EXCERPTED DATA ::
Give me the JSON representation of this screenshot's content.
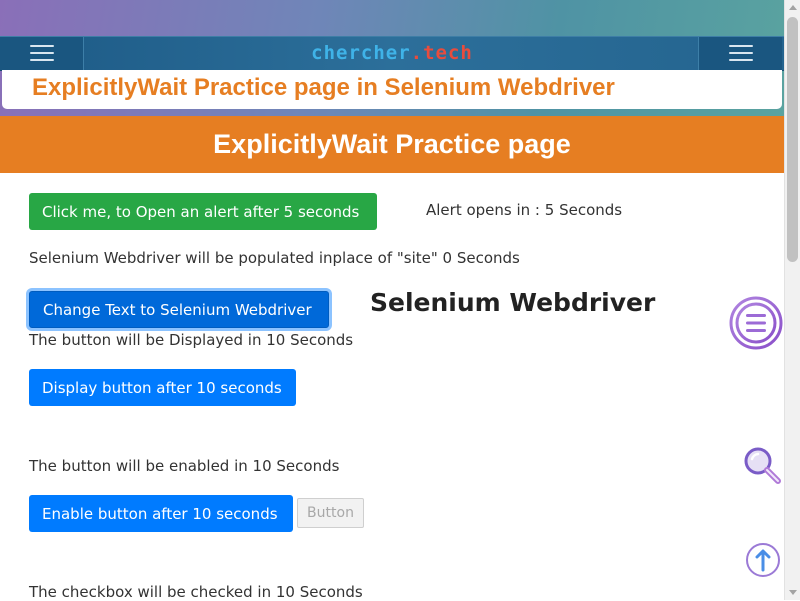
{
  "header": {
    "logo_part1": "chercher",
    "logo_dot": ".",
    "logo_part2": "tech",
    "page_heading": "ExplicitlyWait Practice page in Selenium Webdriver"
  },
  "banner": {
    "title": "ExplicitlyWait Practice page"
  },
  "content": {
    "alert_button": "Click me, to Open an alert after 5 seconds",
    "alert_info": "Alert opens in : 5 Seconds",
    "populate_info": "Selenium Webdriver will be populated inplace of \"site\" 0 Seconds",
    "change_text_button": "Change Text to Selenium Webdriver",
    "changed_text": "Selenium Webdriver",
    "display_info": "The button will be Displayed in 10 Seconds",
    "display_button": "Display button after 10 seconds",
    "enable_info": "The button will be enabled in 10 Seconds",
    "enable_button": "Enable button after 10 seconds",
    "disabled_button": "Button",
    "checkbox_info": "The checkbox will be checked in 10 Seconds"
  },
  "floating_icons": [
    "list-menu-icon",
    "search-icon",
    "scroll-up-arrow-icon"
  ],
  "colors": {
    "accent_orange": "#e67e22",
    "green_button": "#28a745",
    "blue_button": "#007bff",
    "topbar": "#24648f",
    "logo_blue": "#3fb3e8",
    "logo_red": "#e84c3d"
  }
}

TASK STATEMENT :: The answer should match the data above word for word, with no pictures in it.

COMPLETED EXERCISE ::
Give me the JSON representation of this screenshot's content.
{
  "header": {
    "logo_part1": "chercher",
    "logo_dot": ".",
    "logo_part2": "tech",
    "page_heading": "ExplicitlyWait Practice page in Selenium Webdriver"
  },
  "banner": {
    "title": "ExplicitlyWait Practice page"
  },
  "content": {
    "alert_button": "Click me, to Open an alert after 5 seconds",
    "alert_info": "Alert opens in : 5 Seconds",
    "populate_info": "Selenium Webdriver will be populated inplace of \"site\" 0 Seconds",
    "change_text_button": "Change Text to Selenium Webdriver",
    "changed_text": "Selenium Webdriver",
    "display_info": "The button will be Displayed in 10 Seconds",
    "display_button": "Display button after 10 seconds",
    "enable_info": "The button will be enabled in 10 Seconds",
    "enable_button": "Enable button after 10 seconds",
    "disabled_button": "Button",
    "checkbox_info": "The checkbox will be checked in 10 Seconds"
  },
  "floating_icons": [
    "list-menu-icon",
    "search-icon",
    "scroll-up-arrow-icon"
  ],
  "colors": {
    "accent_orange": "#e67e22",
    "green_button": "#28a745",
    "blue_button": "#007bff",
    "topbar": "#24648f",
    "logo_blue": "#3fb3e8",
    "logo_red": "#e84c3d"
  }
}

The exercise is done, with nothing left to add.